It’s been a busy year — and a full 11 months since I last wrote a blog post here. Lots has happened in the span of that year: I started a small business, I made meteoric progress on my book manuscript, I embarked on new writing projects, traveled, anchored down in my New England home.
And last week I published a new essay in The Rumpus. This piece is part personal essay and part cultural criticism, about the how Mary Tyler Moore taught me to live alone in the months after my divorce. I couldn’t be more pleased to place it in The Rumpus, a magazine I so much admire and the home to so many great essays by Cheryl Strayed and Roxane Gay, Arielle Bernstein and Jonathan Harper.

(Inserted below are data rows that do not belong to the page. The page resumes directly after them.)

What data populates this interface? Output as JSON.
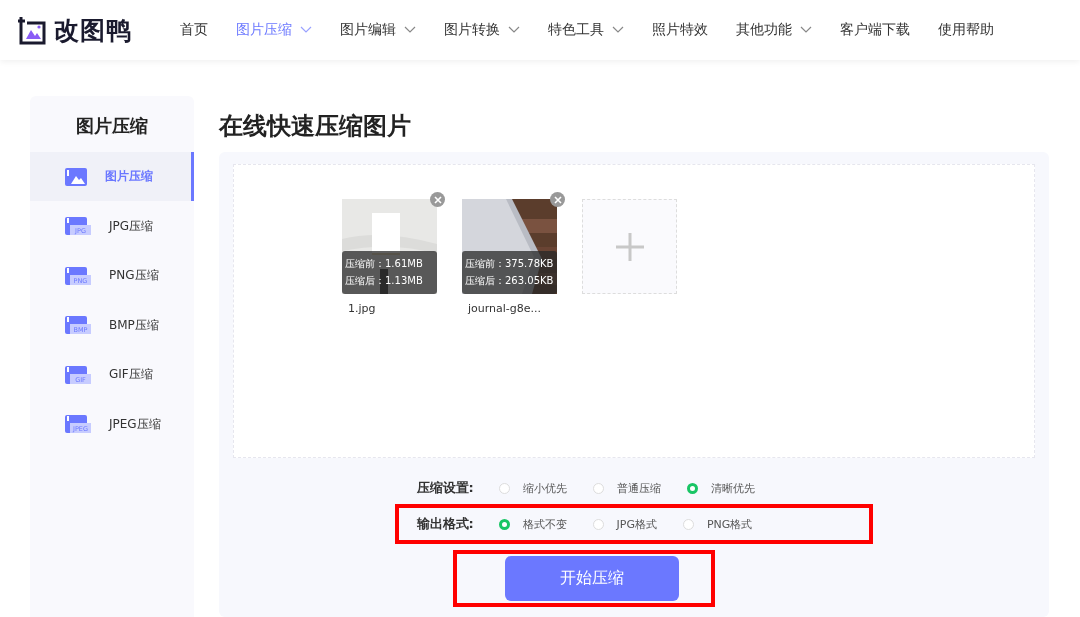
{
  "header": {
    "logo": "改图鸭",
    "nav": [
      {
        "label": "首页",
        "selected": false,
        "dropdown": false
      },
      {
        "label": "图片压缩",
        "selected": true,
        "dropdown": true
      },
      {
        "label": "图片编辑",
        "selected": false,
        "dropdown": true
      },
      {
        "label": "图片转换",
        "selected": false,
        "dropdown": true
      },
      {
        "label": "特色工具",
        "selected": false,
        "dropdown": true
      },
      {
        "label": "照片特效",
        "selected": false,
        "dropdown": false
      },
      {
        "label": "其他功能",
        "selected": false,
        "dropdown": true
      },
      {
        "label": "客户端下载",
        "selected": false,
        "dropdown": false
      },
      {
        "label": "使用帮助",
        "selected": false,
        "dropdown": false
      }
    ]
  },
  "sidebar": {
    "title": "图片压缩",
    "items": [
      {
        "label": "图片压缩",
        "selected": true
      },
      {
        "label": "JPG压缩",
        "badge": "JPG",
        "selected": false
      },
      {
        "label": "PNG压缩",
        "badge": "PNG",
        "selected": false
      },
      {
        "label": "BMP压缩",
        "badge": "BMP",
        "selected": false
      },
      {
        "label": "GIF压缩",
        "badge": "GIF",
        "selected": false
      },
      {
        "label": "JPEG压缩",
        "badge": "JPEG",
        "selected": false
      }
    ]
  },
  "main": {
    "title": "在线快速压缩图片",
    "files": [
      {
        "name": "1.jpg",
        "before": "压缩前：1.61MB",
        "after": "压缩后：1.13MB"
      },
      {
        "name": "journal-g8e...",
        "before": "压缩前：375.78KB",
        "after": "压缩后：263.05KB"
      }
    ],
    "settings": [
      {
        "label": "压缩设置:",
        "highlighted": false,
        "options": [
          {
            "label": "缩小优先",
            "selected": false
          },
          {
            "label": "普通压缩",
            "selected": false
          },
          {
            "label": "清晰优先",
            "selected": true
          }
        ]
      },
      {
        "label": "输出格式:",
        "highlighted": true,
        "options": [
          {
            "label": "格式不变",
            "selected": true
          },
          {
            "label": "JPG格式",
            "selected": false
          },
          {
            "label": "PNG格式",
            "selected": false
          }
        ]
      }
    ],
    "start_button": {
      "label": "开始压缩",
      "highlighted": true
    }
  }
}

You can read this new essay (free of charge, no subscription needed) right here.
And for those of you located in and near New England, you can hear me read from this essay this evening at 7:00 at the Roar Reading Series at Barnes & Noble in Storrs, CT.
Lots more news and updates to share! It’s nice to be back. I’ve missed you all.

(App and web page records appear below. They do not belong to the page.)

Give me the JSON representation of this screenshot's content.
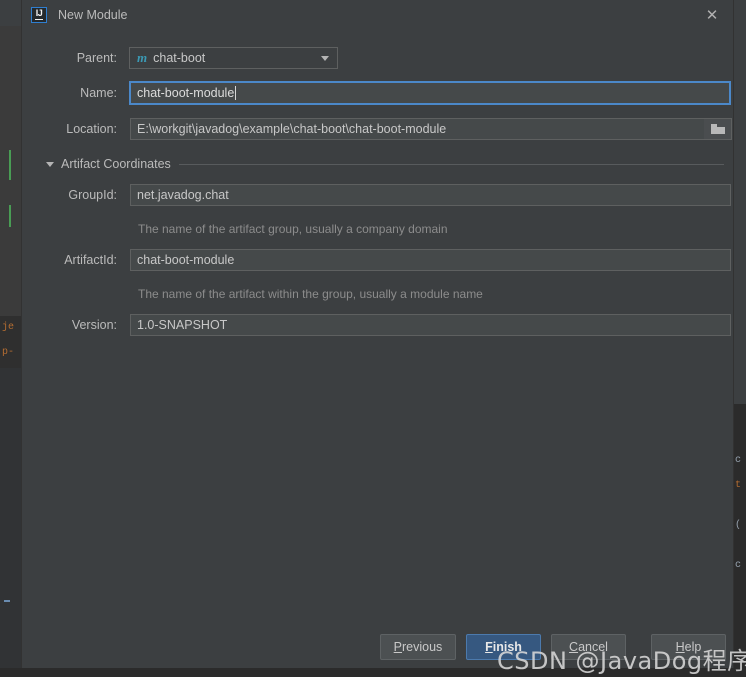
{
  "window": {
    "title": "New Module",
    "logo_icon": "intellij-idea-logo",
    "close_icon": "close-icon"
  },
  "form": {
    "parent": {
      "label": "Parent:",
      "value": "chat-boot",
      "icon": "maven-module-icon",
      "icon_glyph": "m",
      "dropdown_icon": "chevron-down-icon"
    },
    "name": {
      "label": "Name:",
      "value": "chat-boot-module",
      "focused": true
    },
    "location": {
      "label": "Location:",
      "value": "E:\\workgit\\javadog\\example\\chat-boot\\chat-boot-module",
      "browse_icon": "folder-icon"
    }
  },
  "artifact_section": {
    "title": "Artifact Coordinates",
    "collapse_icon": "triangle-down-icon",
    "group_id": {
      "label": "GroupId:",
      "value": "net.javadog.chat",
      "hint": "The name of the artifact group, usually a company domain"
    },
    "artifact_id": {
      "label": "ArtifactId:",
      "value": "chat-boot-module",
      "hint": "The name of the artifact within the group, usually a module name"
    },
    "version": {
      "label": "Version:",
      "value": "1.0-SNAPSHOT"
    }
  },
  "buttons": {
    "previous": {
      "prefix": "",
      "mnemonic": "P",
      "suffix": "revious"
    },
    "finish": {
      "prefix": "",
      "mnemonic": "F",
      "suffix": "inish"
    },
    "cancel": {
      "prefix": "",
      "mnemonic": "C",
      "suffix": "ancel"
    },
    "help": {
      "prefix": "",
      "mnemonic": "H",
      "suffix": "elp"
    }
  },
  "watermark": {
    "text": "CSDN @JavaDog程序狗"
  },
  "background": {
    "left_fragments": [
      "je",
      "p-"
    ],
    "right_fragments": [
      "c",
      "t",
      "(",
      "c"
    ]
  },
  "colors": {
    "dialog_bg": "#3c3f41",
    "field_bg": "#45494a",
    "focus_border": "#4b88c9",
    "default_button": "#365880",
    "maven_icon": "#3b9ab5",
    "label_text": "#bbbbbb",
    "hint_text": "#8c8c8c"
  }
}
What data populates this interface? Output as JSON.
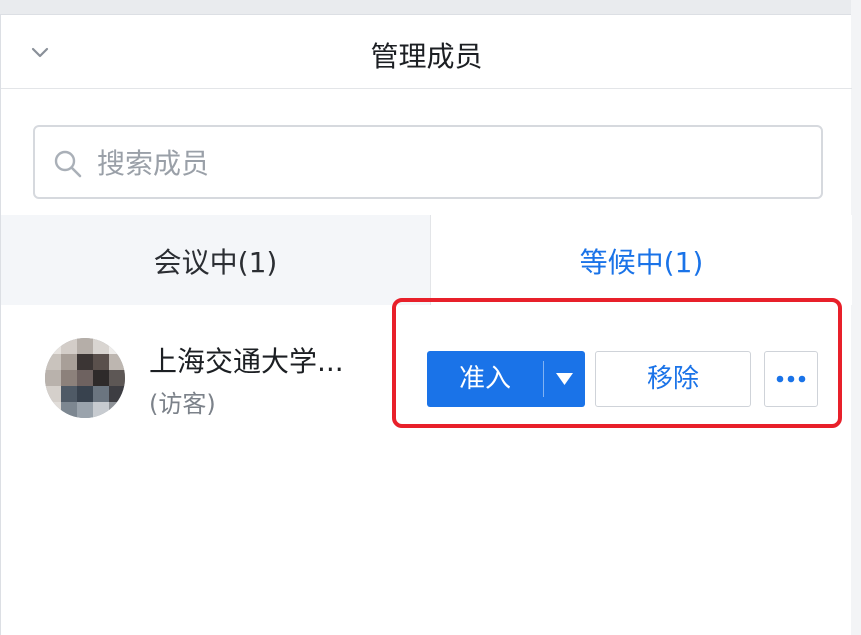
{
  "header": {
    "title": "管理成员",
    "collapse_icon": "chevron-down-icon"
  },
  "search": {
    "placeholder": "搜索成员",
    "value": "",
    "icon": "search-icon"
  },
  "tabs": [
    {
      "label": "会议中(1)",
      "active": false
    },
    {
      "label": "等候中(1)",
      "active": true
    }
  ],
  "waiting_list": [
    {
      "name": "上海交通大学...",
      "role": "(访客)",
      "avatar": "avatar-pixelated",
      "actions": {
        "admit_label": "准入",
        "admit_dropdown_icon": "caret-down-icon",
        "remove_label": "移除",
        "more_icon": "more-icon"
      }
    }
  ],
  "colors": {
    "accent": "#1a73e8",
    "highlight": "#e8202a",
    "active_tab_text": "#1a73e8"
  }
}
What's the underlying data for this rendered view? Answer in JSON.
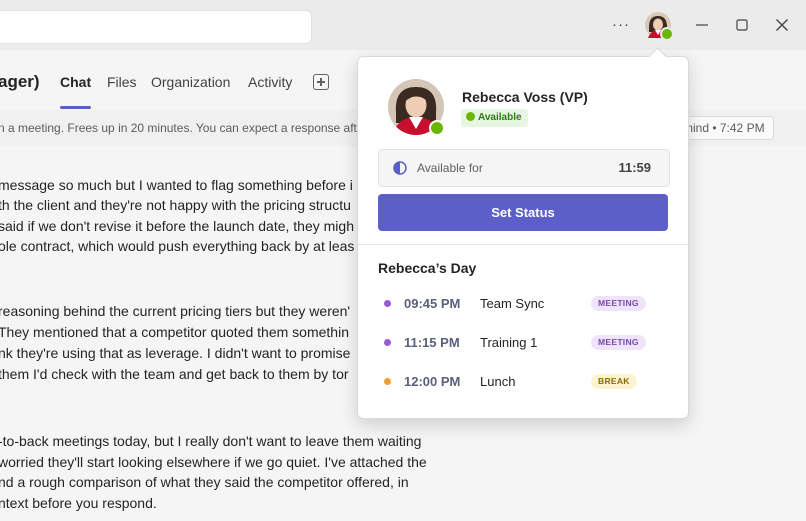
{
  "window": {
    "more_label": "···"
  },
  "header": {
    "chat_title": "ager)",
    "tabs": [
      {
        "label": "Chat"
      },
      {
        "label": "Files"
      },
      {
        "label": "Organization"
      },
      {
        "label": "Activity"
      }
    ]
  },
  "status_banner": {
    "text": "n a meeting. Frees up in 20 minutes. You can expect a response afte",
    "remind_text": "mind • 7:42 PM"
  },
  "messages": {
    "paragraphs": [
      [
        "message so much but I wanted to flag something before i",
        "th the client and they're not happy with the pricing structu",
        "said if we don't revise it before the launch date, they migh",
        "ole contract, which would push everything back by at leas"
      ],
      [
        "reasoning behind the current pricing tiers but they weren'",
        "They mentioned that a competitor quoted them somethin",
        "nk they're using that as leverage. I didn't want to promise",
        "them I'd check with the team and get back to them by tor"
      ],
      [
        "-to-back meetings today, but I really don't want to leave them waiting",
        "worried they'll start looking elsewhere if we go quiet. I've attached the",
        "nd a rough comparison of what they said the competitor offered, in",
        "ntext before you respond."
      ]
    ]
  },
  "profile": {
    "name": "Rebecca Voss (VP)",
    "status": "Available",
    "available_for_label": "Available for",
    "available_for_time": "11:59",
    "set_status_label": "Set Status",
    "day_heading": "Rebecca’s Day",
    "events": [
      {
        "time": "09:45 PM",
        "title": "Team Sync",
        "tag": "MEETING",
        "dot_color": "#9b59d6",
        "tag_bg": "#efe4fb",
        "tag_fg": "#7a4aa8"
      },
      {
        "time": "11:15 PM",
        "title": "Training 1",
        "tag": "MEETING",
        "dot_color": "#9b59d6",
        "tag_bg": "#efe4fb",
        "tag_fg": "#7a4aa8"
      },
      {
        "time": "12:00 PM",
        "title": "Lunch",
        "tag": "BREAK",
        "dot_color": "#f0a030",
        "tag_bg": "#fcf3cf",
        "tag_fg": "#8a6a00"
      }
    ]
  },
  "colors": {
    "accent": "#5b5fc7",
    "presence_available": "#6bb700"
  }
}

A few years ago my husband and I watched most of The Bob Newhart Show on Netflix. I love the show’s subtle, slow-burn humor and think Bob Newhart is hilarious. I’m also drawn to the particular aspect of the 1970s it portrays. Partly because, for me, it feels like glimpsing a key moment in my parents’ lives. A moment when they, like Bob and Emily, were close to my age. Established in their careers. Carving out their adult lives, their equitable, modern marriages.
On the brink of realizing the previous decade’s promises.

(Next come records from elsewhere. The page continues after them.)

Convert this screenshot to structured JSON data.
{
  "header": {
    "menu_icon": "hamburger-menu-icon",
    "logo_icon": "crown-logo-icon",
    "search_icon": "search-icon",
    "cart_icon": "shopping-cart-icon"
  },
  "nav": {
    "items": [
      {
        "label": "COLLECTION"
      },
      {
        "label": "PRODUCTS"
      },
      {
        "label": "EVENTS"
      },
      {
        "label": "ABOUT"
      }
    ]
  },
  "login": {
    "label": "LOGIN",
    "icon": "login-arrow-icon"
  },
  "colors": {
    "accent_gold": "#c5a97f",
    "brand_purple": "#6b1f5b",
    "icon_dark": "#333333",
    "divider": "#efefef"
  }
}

Lately we’ve been catching old episodes airing on TV once in a while. While the characters are pretty different from my parents (my mother was much more progressive than Emily), the show evokes something of that time that feels resonant.
p.s. Have you ever played “Hi, Bob”? My husband and I have been!
I feel unprepared for the season finale of “Mad Men” tonight. It was such a long wait in between Seasons 4 and 5, that I don’t feel ready to relinquish this Sunday night ritual. In recent years we’ve enjoyed a few really well-written TV shows, notably “Mad Men,” “Downton Abbey” and “The Wire,” which make up my list of top three all-time TV dramas.
While I look forward to / dread the end of this season of “Mad Men,” I thought I’d pass along a link my friend Toni sent me. Tom and Lorenzo’s analysis of “Mad Men”‘s costuming — and of “Mad Men” in general — is insightful and fascinating. Well-worth a read. Especially as we all enter “Mad Men” withdrawl tomorrow.